▸ **Exercise brief**: Could you return the data that follows exactly, minus the images?

----

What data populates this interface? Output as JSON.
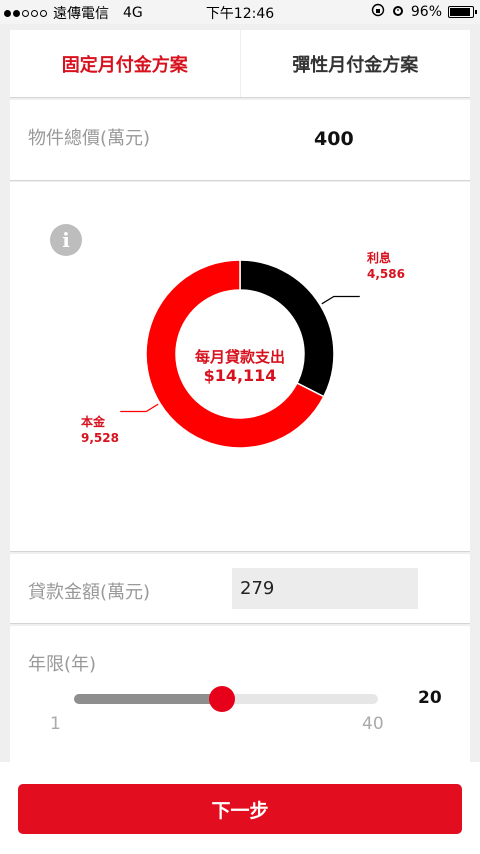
{
  "status_bar": {
    "carrier": "遠傳電信",
    "network": "4G",
    "time": "下午12:46",
    "battery": "96%"
  },
  "tabs": [
    {
      "label": "固定月付金方案",
      "active": true
    },
    {
      "label": "彈性月付金方案",
      "active": false
    }
  ],
  "property_price": {
    "label": "物件總價(萬元)",
    "value": "400"
  },
  "chart": {
    "info_icon_glyph": "i",
    "center_title": "每月貸款支出",
    "center_value": "$14,114"
  },
  "chart_data": {
    "type": "pie",
    "donut": true,
    "slices": [
      {
        "name": "利息",
        "value": 4586,
        "value_label": "4,586",
        "color": "#000000"
      },
      {
        "name": "本金",
        "value": 9528,
        "value_label": "9,528",
        "color": "#ff0000"
      }
    ]
  },
  "loan_amount": {
    "label": "貸款金額(萬元)",
    "value": "279"
  },
  "years": {
    "label": "年限(年)",
    "min_label": "1",
    "max_label": "40",
    "min": 1,
    "max": 40,
    "value": 20,
    "value_label": "20"
  },
  "footer": {
    "next_label": "下一步"
  },
  "colors": {
    "accent": "#e20d1e"
  }
}
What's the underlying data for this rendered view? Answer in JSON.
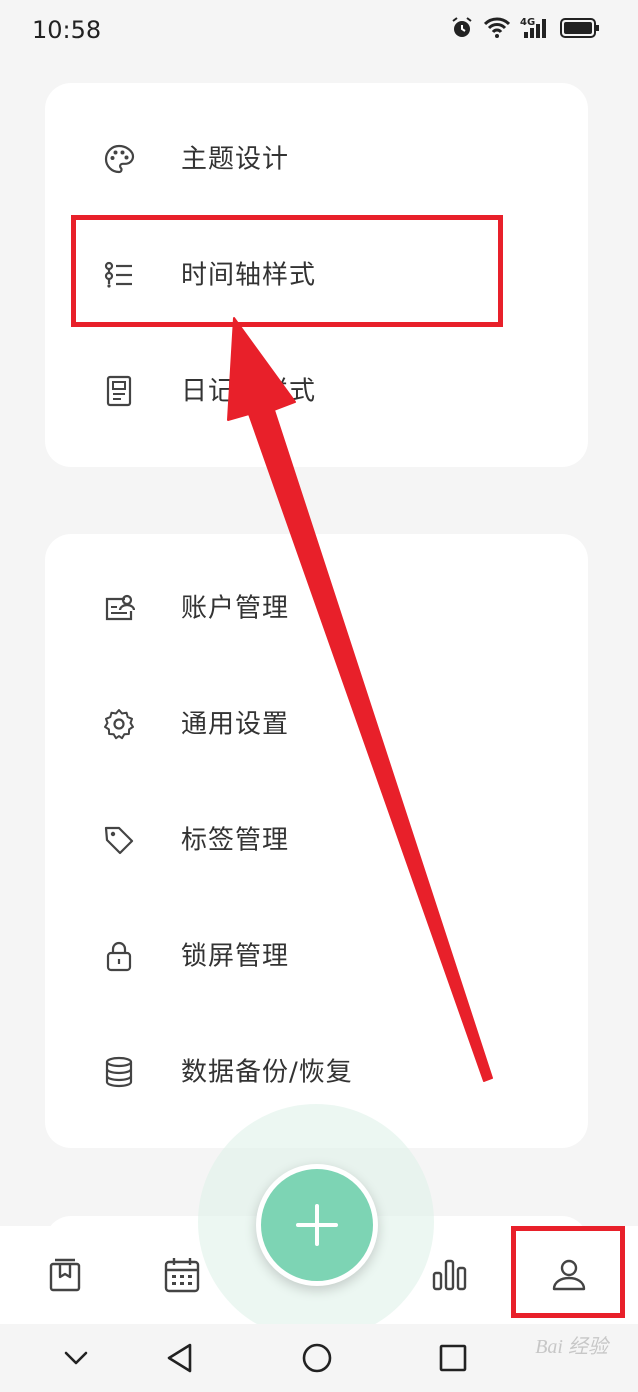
{
  "status": {
    "time": "10:58"
  },
  "menu_group_1": [
    {
      "label": "主题设计",
      "icon": "palette-icon"
    },
    {
      "label": "时间轴样式",
      "icon": "timeline-list-icon"
    },
    {
      "label": "日记页样式",
      "icon": "document-page-icon"
    }
  ],
  "menu_group_2": [
    {
      "label": "账户管理",
      "icon": "account-card-icon"
    },
    {
      "label": "通用设置",
      "icon": "gear-icon"
    },
    {
      "label": "标签管理",
      "icon": "tag-icon"
    },
    {
      "label": "锁屏管理",
      "icon": "lock-icon"
    },
    {
      "label": "数据备份/恢复",
      "icon": "database-icon"
    }
  ],
  "bottom_nav": [
    "diary-book-icon",
    "calendar-icon",
    "stats-bar-icon",
    "profile-icon"
  ],
  "watermark": "Bai 经验",
  "colors": {
    "accent": "#7dd4b4",
    "annotation": "#e8202a"
  }
}
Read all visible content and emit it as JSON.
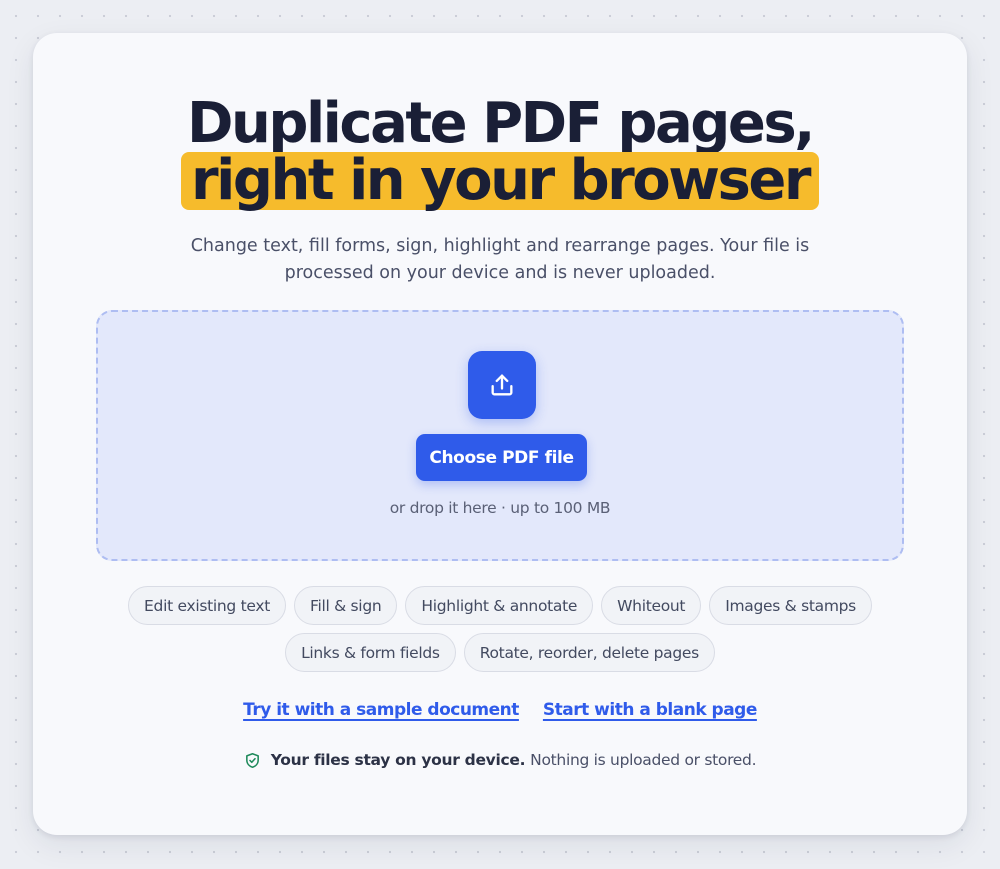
{
  "hero": {
    "title_line1": "Duplicate PDF pages,",
    "title_line2": "right in your browser",
    "subtitle": "Change text, fill forms, sign, highlight and rearrange pages. Your file is processed on your device and is never uploaded."
  },
  "dropzone": {
    "icon": "upload-icon",
    "button_label": "Choose PDF file",
    "hint": "or drop it here · up to 100 MB"
  },
  "features": [
    "Edit existing text",
    "Fill & sign",
    "Highlight & annotate",
    "Whiteout",
    "Images & stamps",
    "Links & form fields",
    "Rotate, reorder, delete pages"
  ],
  "links": {
    "sample": "Try it with a sample document",
    "blank": "Start with a blank page"
  },
  "privacy": {
    "icon": "shield-check-icon",
    "bold": "Your files stay on your device.",
    "text": "Nothing is uploaded or stored."
  },
  "colors": {
    "accent": "#2f5bea",
    "highlight": "#f6bb2c",
    "shield": "#1f8a5b"
  }
}
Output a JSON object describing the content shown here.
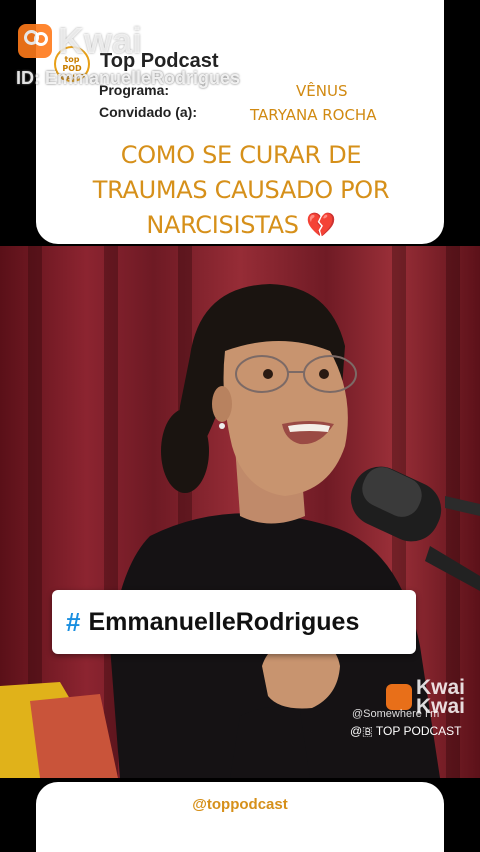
{
  "header": {
    "watermark_app": "Kwai",
    "watermark_id": "ID: EmmanuelleRodrigues",
    "logo_text": "top POD CAST",
    "podcast_name": "Top Podcast",
    "program_label": "Programa:",
    "program_value": "VÊNUS",
    "guest_label": "Convidado (a):",
    "guest_value": "TARYANA ROCHA",
    "headline_lines": [
      "COMO SE CURAR DE",
      "TRAUMAS CAUSADO POR",
      "NARCISISTAS"
    ],
    "headline_emoji": "💔"
  },
  "video": {
    "hashtag_symbol": "#",
    "hashtag_text": "EmmanuelleRodrigues",
    "kwai_label": "Kwai\nKwai",
    "handle_top": "@Somewhere I'm",
    "handle_bottom": "@🇧 TOP PODCAST"
  },
  "footer": {
    "handle": "@toppodcast"
  },
  "colors": {
    "accent_gold": "#d6901a",
    "hashtag_blue": "#1a8fe0",
    "kwai_orange": "#ff7a1a"
  }
}
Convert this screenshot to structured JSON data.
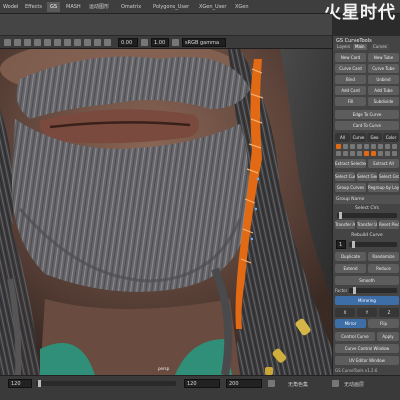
{
  "app": {
    "watermark": "火星时代"
  },
  "shelf": {
    "tabs": [
      "Wodel",
      "Effects",
      "GS",
      "MASH",
      "运动图形",
      "Omatrix",
      "Polygons_User",
      "XGen_User",
      "XGen"
    ],
    "active_index": 2
  },
  "viewport_toolbar": {
    "field_near": "0.00",
    "field_far": "1.00",
    "colorspace": "sRGB gamma"
  },
  "viewport": {
    "camera_label": "persp"
  },
  "gs_panel": {
    "title": "GS CurveTools",
    "tabs": [
      "Layers",
      "Main",
      "Curves"
    ],
    "rows": [
      [
        "New Card",
        "New Tube"
      ],
      [
        "Curve Card",
        "Curve Tube"
      ],
      [
        "Bind",
        "Unbind"
      ],
      [
        "Add Card",
        "Add Tube"
      ],
      [
        "Fill",
        "Subdivide"
      ]
    ],
    "edge_to_curve": "Edge To Curve",
    "card_to_curve": "Card To Curve",
    "filter_row": [
      "All",
      "Curve",
      "Geo",
      "Color"
    ],
    "extract_buttons": [
      "Extract Selected",
      "Extract All"
    ],
    "group_row": [
      "Select Curve",
      "Select Geo",
      "Select Group"
    ],
    "group_row_2": [
      "Group Curves",
      "Regroup by Layer"
    ],
    "group_name_label": "Group Name",
    "select_cvs_label": "Select CVs",
    "transfer_row": [
      "Transfer Attr",
      "Transfer UVs",
      "Reset Pivot"
    ],
    "rebuild_label": "Rebuild Curve",
    "rebuild_value": "1",
    "duplicate": "Duplicate",
    "randomize": "Randomize",
    "extend": "Extend",
    "reduce": "Reduce",
    "smooth": "Smooth",
    "factor_label": "Factor",
    "mirroring": "Mirroring",
    "axes": [
      "X",
      "Y",
      "Z"
    ],
    "mirror": "Mirror",
    "flip": "Flip",
    "control_curve": "Control Curve",
    "apply": "Apply",
    "curve_control_window": "Curve Control Window",
    "uv_editor_window": "UV Editor Window",
    "footer": "GS CurveTools v1.2.6"
  },
  "timeline": {
    "current_frame": "120",
    "range_end_left": "120",
    "range_start": "120",
    "range_end": "200",
    "anim_layer": "无角色集",
    "no_anim_layer": "无动画层"
  },
  "colors": {
    "accent_blue": "#3e6ea8",
    "orange_strip": "#e36a14",
    "beard_gray": "#6b6b6f"
  }
}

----

▸ **Expected answer**:
What data populates this interface? Output as JSON.
{
  "status_bar": {
    "carrier": "遠傳電信",
    "network": "4G",
    "time": "下午12:46",
    "battery": "96%"
  },
  "tabs": [
    {
      "label": "固定月付金方案",
      "active": true
    },
    {
      "label": "彈性月付金方案",
      "active": false
    }
  ],
  "property_price": {
    "label": "物件總價(萬元)",
    "value": "400"
  },
  "chart": {
    "info_icon_glyph": "i",
    "center_title": "每月貸款支出",
    "center_value": "$14,114"
  },
  "chart_data": {
    "type": "pie",
    "donut": true,
    "slices": [
      {
        "name": "利息",
        "value": 4586,
        "value_label": "4,586",
        "color": "#000000"
      },
      {
        "name": "本金",
        "value": 9528,
        "value_label": "9,528",
        "color": "#ff0000"
      }
    ]
  },
  "loan_amount": {
    "label": "貸款金額(萬元)",
    "value": "279"
  },
  "years": {
    "label": "年限(年)",
    "min_label": "1",
    "max_label": "40",
    "min": 1,
    "max": 40,
    "value": 20,
    "value_label": "20"
  },
  "footer": {
    "next_label": "下一步"
  },
  "colors": {
    "accent": "#e20d1e"
  }
}
What's the underlying data for this rendered view? Answer in JSON.
{
  "status": {
    "time": "10:58"
  },
  "menu_group_1": [
    {
      "label": "主题设计",
      "icon": "palette-icon"
    },
    {
      "label": "时间轴样式",
      "icon": "timeline-list-icon"
    },
    {
      "label": "日记页样式",
      "icon": "document-page-icon"
    }
  ],
  "menu_group_2": [
    {
      "label": "账户管理",
      "icon": "account-card-icon"
    },
    {
      "label": "通用设置",
      "icon": "gear-icon"
    },
    {
      "label": "标签管理",
      "icon": "tag-icon"
    },
    {
      "label": "锁屏管理",
      "icon": "lock-icon"
    },
    {
      "label": "数据备份/恢复",
      "icon": "database-icon"
    }
  ],
  "bottom_nav": [
    "diary-book-icon",
    "calendar-icon",
    "stats-bar-icon",
    "profile-icon"
  ],
  "watermark": "Bai 经验",
  "colors": {
    "accent": "#7dd4b4",
    "annotation": "#e8202a"
  }
}
Read all visible content and emit it as JSON.
{
  "hero": {
    "title_line1": "Duplicate PDF pages,",
    "title_line2": "right in your browser",
    "subtitle": "Change text, fill forms, sign, highlight and rearrange pages. Your file is processed on your device and is never uploaded."
  },
  "dropzone": {
    "icon": "upload-icon",
    "button_label": "Choose PDF file",
    "hint": "or drop it here · up to 100 MB"
  },
  "features": [
    "Edit existing text",
    "Fill & sign",
    "Highlight & annotate",
    "Whiteout",
    "Images & stamps",
    "Links & form fields",
    "Rotate, reorder, delete pages"
  ],
  "links": {
    "sample": "Try it with a sample document",
    "blank": "Start with a blank page"
  },
  "privacy": {
    "icon": "shield-check-icon",
    "bold": "Your files stay on your device.",
    "text": "Nothing is uploaded or stored."
  },
  "colors": {
    "accent": "#2f5bea",
    "highlight": "#f6bb2c",
    "shield": "#1f8a5b"
  }
}
Output a JSON object describing the content shown here.
{
  "header": {
    "watermark_app": "Kwai",
    "watermark_id": "ID: EmmanuelleRodrigues",
    "logo_text": "top POD CAST",
    "podcast_name": "Top Podcast",
    "program_label": "Programa:",
    "program_value": "VÊNUS",
    "guest_label": "Convidado (a):",
    "guest_value": "TARYANA ROCHA",
    "headline_lines": [
      "COMO SE CURAR DE",
      "TRAUMAS CAUSADO POR",
      "NARCISISTAS"
    ],
    "headline_emoji": "💔"
  },
  "video": {
    "hashtag_symbol": "#",
    "hashtag_text": "EmmanuelleRodrigues",
    "kwai_label": "Kwai\nKwai",
    "handle_top": "@Somewhere I'm",
    "handle_bottom": "@🇧 TOP PODCAST"
  },
  "footer": {
    "handle": "@toppodcast"
  },
  "colors": {
    "accent_gold": "#d6901a",
    "hashtag_blue": "#1a8fe0",
    "kwai_orange": "#ff7a1a"
  }
}
Convert this screenshot to structured JSON data.
{
  "app": {
    "watermark": "火星时代"
  },
  "shelf": {
    "tabs": [
      "Wodel",
      "Effects",
      "GS",
      "MASH",
      "运动图形",
      "Omatrix",
      "Polygons_User",
      "XGen_User",
      "XGen"
    ],
    "active_index": 2
  },
  "viewport_toolbar": {
    "field_near": "0.00",
    "field_far": "1.00",
    "colorspace": "sRGB gamma"
  },
  "viewport": {
    "camera_label": "persp"
  },
  "gs_panel": {
    "title": "GS CurveTools",
    "tabs": [
      "Layers",
      "Main",
      "Curves"
    ],
    "rows": [
      [
        "New Card",
        "New Tube"
      ],
      [
        "Curve Card",
        "Curve Tube"
      ],
      [
        "Bind",
        "Unbind"
      ],
      [
        "Add Card",
        "Add Tube"
      ],
      [
        "Fill",
        "Subdivide"
      ]
    ],
    "edge_to_curve": "Edge To Curve",
    "card_to_curve": "Card To Curve",
    "filter_row": [
      "All",
      "Curve",
      "Geo",
      "Color"
    ],
    "extract_buttons": [
      "Extract Selected",
      "Extract All"
    ],
    "group_row": [
      "Select Curve",
      "Select Geo",
      "Select Group"
    ],
    "group_row_2": [
      "Group Curves",
      "Regroup by Layer"
    ],
    "group_name_label": "Group Name",
    "select_cvs_label": "Select CVs",
    "transfer_row": [
      "Transfer Attr",
      "Transfer UVs",
      "Reset Pivot"
    ],
    "rebuild_label": "Rebuild Curve",
    "rebuild_value": "1",
    "duplicate": "Duplicate",
    "randomize": "Randomize",
    "extend": "Extend",
    "reduce": "Reduce",
    "smooth": "Smooth",
    "factor_label": "Factor",
    "mirroring": "Mirroring",
    "axes": [
      "X",
      "Y",
      "Z"
    ],
    "mirror": "Mirror",
    "flip": "Flip",
    "control_curve": "Control Curve",
    "apply": "Apply",
    "curve_control_window": "Curve Control Window",
    "uv_editor_window": "UV Editor Window",
    "footer": "GS CurveTools v1.2.6"
  },
  "timeline": {
    "current_frame": "120",
    "range_end_left": "120",
    "range_start": "120",
    "range_end": "200",
    "anim_layer": "无角色集",
    "no_anim_layer": "无动画层"
  },
  "colors": {
    "accent_blue": "#3e6ea8",
    "orange_strip": "#e36a14",
    "beard_gray": "#6b6b6f"
  }
}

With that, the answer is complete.